|OVERVIEW||On March 29, 2011, South Korea adopted a new comprehensive privacy law (Act on the Protection of Personal Data, Law No. 10465) applies to businesses and government agencies. Indeed, the Government estimates that the new law will apply data protection requirements to some 3.5 million public and private sector businesses and organizations. The law will take effect September 30, 2011.|
|ENACTED||March 29, 2011|
|GENERAL PRIVACY LAWS||Article 16 of the Korean Constitution.|
|PERSONAL DATA PROTECTION LAWS AND REGULATIONS||Act on Promotion of Information and Communications Network Utilization and Information Protection|
|TYPE OF DATA PROTECTED||Personal Information which means the information concerning anyone living that contains the code, letter, voice, sound, and/or image, which allows for the possibility for that individual to be identified by name and resident registration number (including information which, if not by itself, allow for the possibility of identification when combined with other information).|
|WORKPLACE PRIVACY LAWS||
The Act on Promotion of Information and Communications Network Utilization and Information Protection (APICNU) and the Protection of Communications Secret Law of 1993 both govern the monitoring of work emails.
Under the APICNU, Article 48, any person is prohibited from infiltrating information and communications networks without any justifiable access right or beyond the permitted access right.
Unless notice and express consent are obtained from the employees, monitoring of employee emails is likely to be viewed as a violation of Article 48 of APICNU. Even if the computers are owned by the employer, without notice and consent the employer is likely to be deemed to have gone beyond the permitted access right and to be in violation of Article 48.
Article 3 prohibits any person from censoring any mail, wiretapping any telecommunications, providing communication confirmation data, or recording or listening to conversations between others that are not made public.
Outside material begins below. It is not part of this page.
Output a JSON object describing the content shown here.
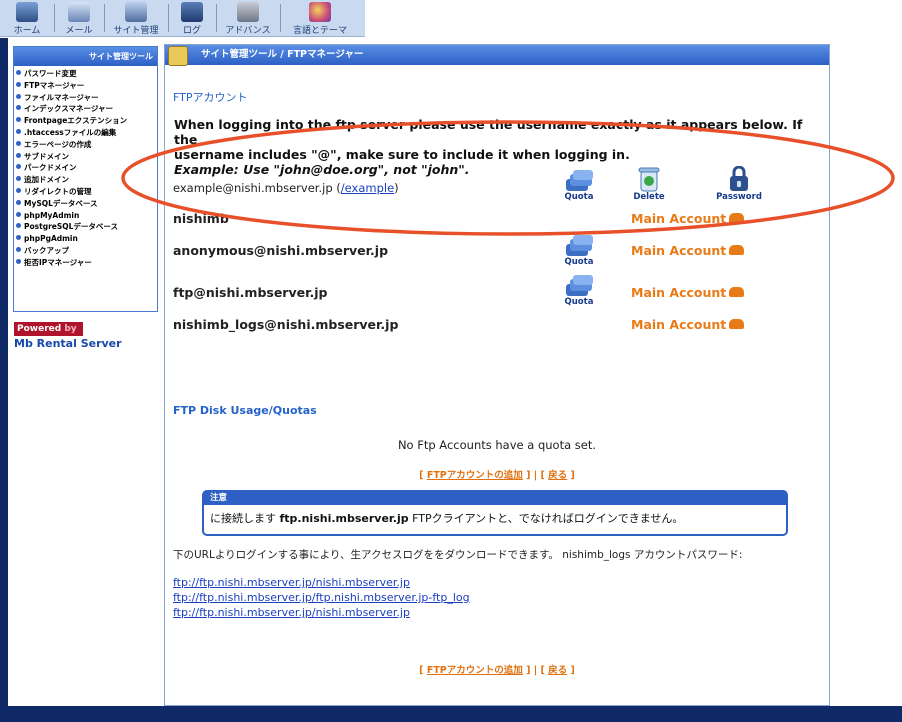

Emails are considered to be “telecommunications” under the Secrecy Act. Monitoring of emails under the Secrecy Act is permitted only if (1) the sender and receiver consent; (2) monitoring is protected under the Secrecy Act; or (3) monitoring is done pursuant to the Criminal Procedure Act or Military Court Act.
NOTE: The consent of the sender of the email received by the employee or the receiver of the email sent by the employee will not likely be required as the consent will likely be presumed in case of work emails as these emails are usually viewed as emails exchanged on behalf of the employer.
Employers should disclose how the monitoring will be done, the scope of the monitoring, etc.
|TRANSBORDER TRANSFERS||No legislation specifically requiring the registration of transborder transfers of personal data.|
|FINES AND SANCTIONS||
The Act contains some severe sanctions for privacy breaches:
Article 62 (Penal Provisions)
|OTHER PRIVACY LAWS AND REGULATIONS||
Acts governing the collection, use and disclosure of personal information in the private sector include: